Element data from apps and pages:
....
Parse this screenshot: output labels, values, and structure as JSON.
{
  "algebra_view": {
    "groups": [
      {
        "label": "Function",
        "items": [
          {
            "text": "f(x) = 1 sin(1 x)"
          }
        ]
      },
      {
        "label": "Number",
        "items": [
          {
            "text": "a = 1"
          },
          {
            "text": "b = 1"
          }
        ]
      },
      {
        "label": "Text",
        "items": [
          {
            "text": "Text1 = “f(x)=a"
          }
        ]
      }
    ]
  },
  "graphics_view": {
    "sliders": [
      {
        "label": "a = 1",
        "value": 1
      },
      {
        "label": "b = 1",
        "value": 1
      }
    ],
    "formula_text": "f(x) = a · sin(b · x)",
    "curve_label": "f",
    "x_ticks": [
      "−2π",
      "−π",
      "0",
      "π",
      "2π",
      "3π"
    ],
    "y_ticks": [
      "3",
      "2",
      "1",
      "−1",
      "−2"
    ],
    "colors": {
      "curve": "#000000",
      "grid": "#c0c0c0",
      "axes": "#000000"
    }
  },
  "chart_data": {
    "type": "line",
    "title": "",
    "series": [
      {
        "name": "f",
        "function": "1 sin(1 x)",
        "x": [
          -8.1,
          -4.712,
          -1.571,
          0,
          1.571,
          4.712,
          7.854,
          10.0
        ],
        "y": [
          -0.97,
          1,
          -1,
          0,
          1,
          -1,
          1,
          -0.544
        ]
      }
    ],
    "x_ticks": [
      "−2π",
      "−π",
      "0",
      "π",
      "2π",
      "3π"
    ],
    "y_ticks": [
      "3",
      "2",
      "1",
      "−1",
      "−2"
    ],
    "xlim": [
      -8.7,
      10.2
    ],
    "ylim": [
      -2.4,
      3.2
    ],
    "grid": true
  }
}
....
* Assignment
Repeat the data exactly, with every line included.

* Solution
Parse this screenshot: output labels, values, and structure as JSON.
{
  "algebra_view": {
    "groups": [
      {
        "label": "Function",
        "items": [
          {
            "text": "f(x) = 1 sin(1 x)"
          }
        ]
      },
      {
        "label": "Number",
        "items": [
          {
            "text": "a = 1"
          },
          {
            "text": "b = 1"
          }
        ]
      },
      {
        "label": "Text",
        "items": [
          {
            "text": "Text1 = “f(x)=a"
          }
        ]
      }
    ]
  },
  "graphics_view": {
    "sliders": [
      {
        "label": "a = 1",
        "value": 1
      },
      {
        "label": "b = 1",
        "value": 1
      }
    ],
    "formula_text": "f(x) = a · sin(b · x)",
    "curve_label": "f",
    "x_ticks": [
      "−2π",
      "−π",
      "0",
      "π",
      "2π",
      "3π"
    ],
    "y_ticks": [
      "3",
      "2",
      "1",
      "−1",
      "−2"
    ],
    "colors": {
      "curve": "#000000",
      "grid": "#c0c0c0",
      "axes": "#000000"
    }
  },
  "chart_data": {
    "type": "line",
    "title": "",
    "series": [
      {
        "name": "f",
        "function": "1 sin(1 x)",
        "x": [
          -8.1,
          -4.712,
          -1.571,
          0,
          1.571,
          4.712,
          7.854,
          10.0
        ],
        "y": [
          -0.97,
          1,
          -1,
          0,
          1,
          -1,
          1,
          -0.544
        ]
      }
    ],
    "x_ticks": [
      "−2π",
      "−π",
      "0",
      "π",
      "2π",
      "3π"
    ],
    "y_ticks": [
      "3",
      "2",
      "1",
      "−1",
      "−2"
    ],
    "xlim": [
      -8.7,
      10.2
    ],
    "ylim": [
      -2.4,
      3.2
    ],
    "grid": true
  }
}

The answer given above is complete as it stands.